Records from a data collection:
- - - - - - -

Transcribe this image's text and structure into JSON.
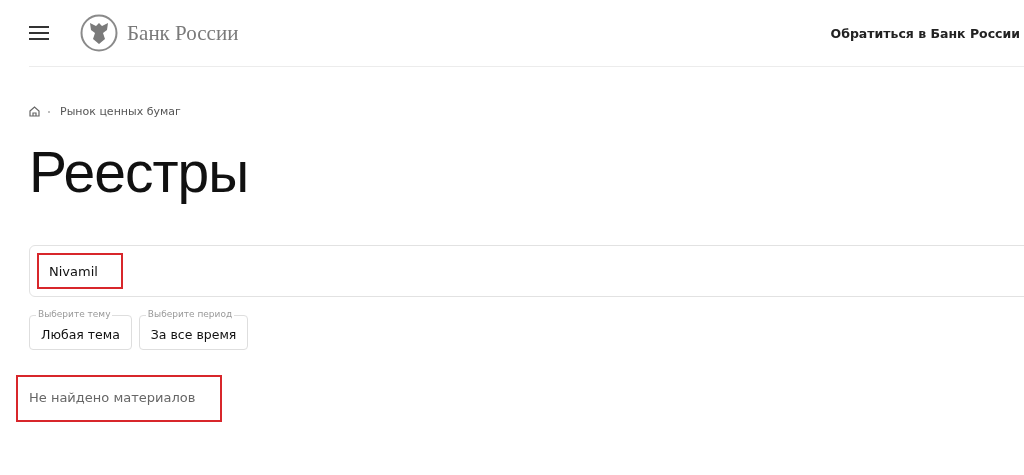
{
  "header": {
    "brand": "Банк России",
    "contact_link": "Обратиться в Банк России"
  },
  "breadcrumbs": [
    "Рынок ценных бумаг"
  ],
  "title": "Реестры",
  "search": {
    "value": "Nivamil",
    "highlighted": true
  },
  "filters": [
    {
      "label": "Выберите тему",
      "value": "Любая тема"
    },
    {
      "label": "Выберите период",
      "value": "За все время"
    }
  ],
  "results": {
    "message": "Не найдено материалов",
    "highlighted": true
  }
}
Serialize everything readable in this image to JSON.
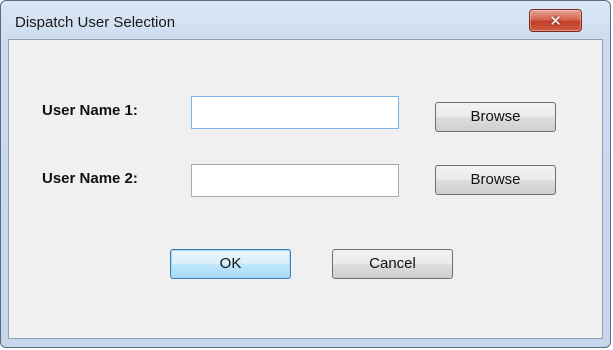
{
  "window": {
    "title": "Dispatch User Selection",
    "close_glyph": "✕"
  },
  "form": {
    "user1_label": "User Name 1:",
    "user1_value": "",
    "user2_label": "User Name 2:",
    "user2_value": "",
    "browse1_label": "Browse",
    "browse2_label": "Browse"
  },
  "actions": {
    "ok_label": "OK",
    "cancel_label": "Cancel"
  },
  "colors": {
    "accent_default_button": "#3c7fb1",
    "close_button": "#c0402a",
    "titlebar": "#cddcee"
  }
}
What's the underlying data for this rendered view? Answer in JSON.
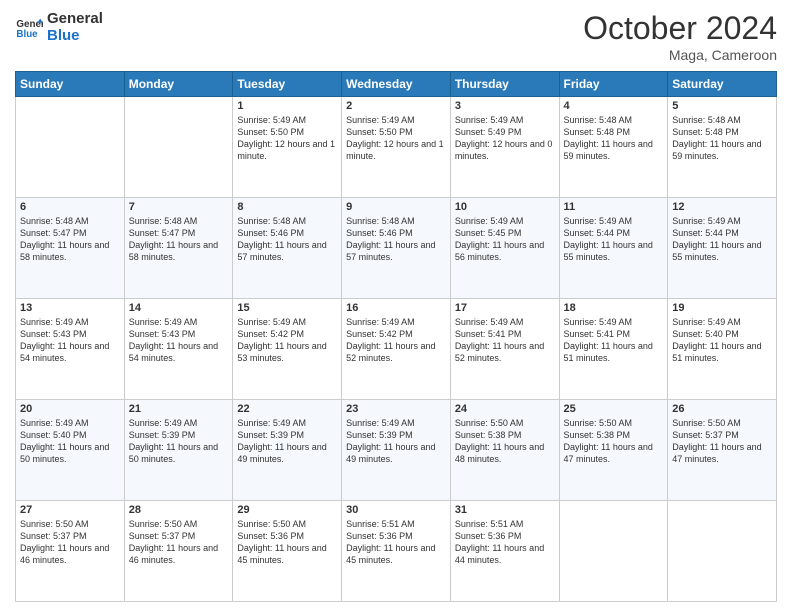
{
  "logo": {
    "line1": "General",
    "line2": "Blue"
  },
  "header": {
    "month": "October 2024",
    "location": "Maga, Cameroon"
  },
  "weekdays": [
    "Sunday",
    "Monday",
    "Tuesday",
    "Wednesday",
    "Thursday",
    "Friday",
    "Saturday"
  ],
  "weeks": [
    [
      {
        "day": "",
        "sunrise": "",
        "sunset": "",
        "daylight": ""
      },
      {
        "day": "",
        "sunrise": "",
        "sunset": "",
        "daylight": ""
      },
      {
        "day": "1",
        "sunrise": "Sunrise: 5:49 AM",
        "sunset": "Sunset: 5:50 PM",
        "daylight": "Daylight: 12 hours and 1 minute."
      },
      {
        "day": "2",
        "sunrise": "Sunrise: 5:49 AM",
        "sunset": "Sunset: 5:50 PM",
        "daylight": "Daylight: 12 hours and 1 minute."
      },
      {
        "day": "3",
        "sunrise": "Sunrise: 5:49 AM",
        "sunset": "Sunset: 5:49 PM",
        "daylight": "Daylight: 12 hours and 0 minutes."
      },
      {
        "day": "4",
        "sunrise": "Sunrise: 5:48 AM",
        "sunset": "Sunset: 5:48 PM",
        "daylight": "Daylight: 11 hours and 59 minutes."
      },
      {
        "day": "5",
        "sunrise": "Sunrise: 5:48 AM",
        "sunset": "Sunset: 5:48 PM",
        "daylight": "Daylight: 11 hours and 59 minutes."
      }
    ],
    [
      {
        "day": "6",
        "sunrise": "Sunrise: 5:48 AM",
        "sunset": "Sunset: 5:47 PM",
        "daylight": "Daylight: 11 hours and 58 minutes."
      },
      {
        "day": "7",
        "sunrise": "Sunrise: 5:48 AM",
        "sunset": "Sunset: 5:47 PM",
        "daylight": "Daylight: 11 hours and 58 minutes."
      },
      {
        "day": "8",
        "sunrise": "Sunrise: 5:48 AM",
        "sunset": "Sunset: 5:46 PM",
        "daylight": "Daylight: 11 hours and 57 minutes."
      },
      {
        "day": "9",
        "sunrise": "Sunrise: 5:48 AM",
        "sunset": "Sunset: 5:46 PM",
        "daylight": "Daylight: 11 hours and 57 minutes."
      },
      {
        "day": "10",
        "sunrise": "Sunrise: 5:49 AM",
        "sunset": "Sunset: 5:45 PM",
        "daylight": "Daylight: 11 hours and 56 minutes."
      },
      {
        "day": "11",
        "sunrise": "Sunrise: 5:49 AM",
        "sunset": "Sunset: 5:44 PM",
        "daylight": "Daylight: 11 hours and 55 minutes."
      },
      {
        "day": "12",
        "sunrise": "Sunrise: 5:49 AM",
        "sunset": "Sunset: 5:44 PM",
        "daylight": "Daylight: 11 hours and 55 minutes."
      }
    ],
    [
      {
        "day": "13",
        "sunrise": "Sunrise: 5:49 AM",
        "sunset": "Sunset: 5:43 PM",
        "daylight": "Daylight: 11 hours and 54 minutes."
      },
      {
        "day": "14",
        "sunrise": "Sunrise: 5:49 AM",
        "sunset": "Sunset: 5:43 PM",
        "daylight": "Daylight: 11 hours and 54 minutes."
      },
      {
        "day": "15",
        "sunrise": "Sunrise: 5:49 AM",
        "sunset": "Sunset: 5:42 PM",
        "daylight": "Daylight: 11 hours and 53 minutes."
      },
      {
        "day": "16",
        "sunrise": "Sunrise: 5:49 AM",
        "sunset": "Sunset: 5:42 PM",
        "daylight": "Daylight: 11 hours and 52 minutes."
      },
      {
        "day": "17",
        "sunrise": "Sunrise: 5:49 AM",
        "sunset": "Sunset: 5:41 PM",
        "daylight": "Daylight: 11 hours and 52 minutes."
      },
      {
        "day": "18",
        "sunrise": "Sunrise: 5:49 AM",
        "sunset": "Sunset: 5:41 PM",
        "daylight": "Daylight: 11 hours and 51 minutes."
      },
      {
        "day": "19",
        "sunrise": "Sunrise: 5:49 AM",
        "sunset": "Sunset: 5:40 PM",
        "daylight": "Daylight: 11 hours and 51 minutes."
      }
    ],
    [
      {
        "day": "20",
        "sunrise": "Sunrise: 5:49 AM",
        "sunset": "Sunset: 5:40 PM",
        "daylight": "Daylight: 11 hours and 50 minutes."
      },
      {
        "day": "21",
        "sunrise": "Sunrise: 5:49 AM",
        "sunset": "Sunset: 5:39 PM",
        "daylight": "Daylight: 11 hours and 50 minutes."
      },
      {
        "day": "22",
        "sunrise": "Sunrise: 5:49 AM",
        "sunset": "Sunset: 5:39 PM",
        "daylight": "Daylight: 11 hours and 49 minutes."
      },
      {
        "day": "23",
        "sunrise": "Sunrise: 5:49 AM",
        "sunset": "Sunset: 5:39 PM",
        "daylight": "Daylight: 11 hours and 49 minutes."
      },
      {
        "day": "24",
        "sunrise": "Sunrise: 5:50 AM",
        "sunset": "Sunset: 5:38 PM",
        "daylight": "Daylight: 11 hours and 48 minutes."
      },
      {
        "day": "25",
        "sunrise": "Sunrise: 5:50 AM",
        "sunset": "Sunset: 5:38 PM",
        "daylight": "Daylight: 11 hours and 47 minutes."
      },
      {
        "day": "26",
        "sunrise": "Sunrise: 5:50 AM",
        "sunset": "Sunset: 5:37 PM",
        "daylight": "Daylight: 11 hours and 47 minutes."
      }
    ],
    [
      {
        "day": "27",
        "sunrise": "Sunrise: 5:50 AM",
        "sunset": "Sunset: 5:37 PM",
        "daylight": "Daylight: 11 hours and 46 minutes."
      },
      {
        "day": "28",
        "sunrise": "Sunrise: 5:50 AM",
        "sunset": "Sunset: 5:37 PM",
        "daylight": "Daylight: 11 hours and 46 minutes."
      },
      {
        "day": "29",
        "sunrise": "Sunrise: 5:50 AM",
        "sunset": "Sunset: 5:36 PM",
        "daylight": "Daylight: 11 hours and 45 minutes."
      },
      {
        "day": "30",
        "sunrise": "Sunrise: 5:51 AM",
        "sunset": "Sunset: 5:36 PM",
        "daylight": "Daylight: 11 hours and 45 minutes."
      },
      {
        "day": "31",
        "sunrise": "Sunrise: 5:51 AM",
        "sunset": "Sunset: 5:36 PM",
        "daylight": "Daylight: 11 hours and 44 minutes."
      },
      {
        "day": "",
        "sunrise": "",
        "sunset": "",
        "daylight": ""
      },
      {
        "day": "",
        "sunrise": "",
        "sunset": "",
        "daylight": ""
      }
    ]
  ]
}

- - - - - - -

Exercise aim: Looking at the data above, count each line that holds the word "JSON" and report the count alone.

Answer space: 3